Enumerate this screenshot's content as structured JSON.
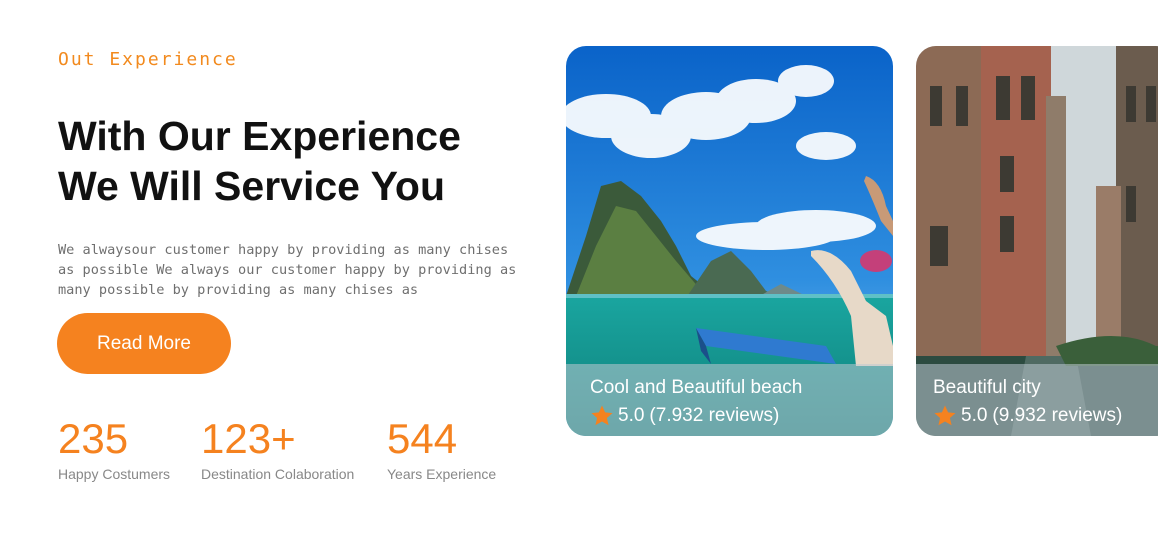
{
  "section": {
    "eyebrow": "Out Experience",
    "headline_line1": "With Our Experience",
    "headline_line2": "We Will Service You",
    "description": "We alwaysour customer happy by providing as many chises as possible We always our customer happy by providing as many possible by providing as many chises as",
    "read_more_label": "Read More"
  },
  "stats": [
    {
      "value": "235",
      "label": "Happy Costumers"
    },
    {
      "value": "123+",
      "label": "Destination Colaboration"
    },
    {
      "value": "544",
      "label": "Years Experience"
    }
  ],
  "cards": [
    {
      "title": "Cool and Beautiful beach",
      "rating": "5.0",
      "reviews": "(7.932 reviews)",
      "icon": "star-icon"
    },
    {
      "title": "Beautiful city",
      "rating": "5.0",
      "reviews": "(9.932 reviews)",
      "icon": "star-icon"
    }
  ],
  "colors": {
    "accent": "#f5821f",
    "heading": "#111111",
    "muted": "#888888"
  }
}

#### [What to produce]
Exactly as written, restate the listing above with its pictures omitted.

#### [Output]
Enumerate this screenshot's content as structured JSON.
{
  "section": {
    "eyebrow": "Out Experience",
    "headline_line1": "With Our Experience",
    "headline_line2": "We Will Service You",
    "description": "We alwaysour customer happy by providing as many chises as possible We always our customer happy by providing as many possible by providing as many chises as",
    "read_more_label": "Read More"
  },
  "stats": [
    {
      "value": "235",
      "label": "Happy Costumers"
    },
    {
      "value": "123+",
      "label": "Destination Colaboration"
    },
    {
      "value": "544",
      "label": "Years Experience"
    }
  ],
  "cards": [
    {
      "title": "Cool and Beautiful beach",
      "rating": "5.0",
      "reviews": "(7.932 reviews)",
      "icon": "star-icon"
    },
    {
      "title": "Beautiful city",
      "rating": "5.0",
      "reviews": "(9.932 reviews)",
      "icon": "star-icon"
    }
  ],
  "colors": {
    "accent": "#f5821f",
    "heading": "#111111",
    "muted": "#888888"
  }
}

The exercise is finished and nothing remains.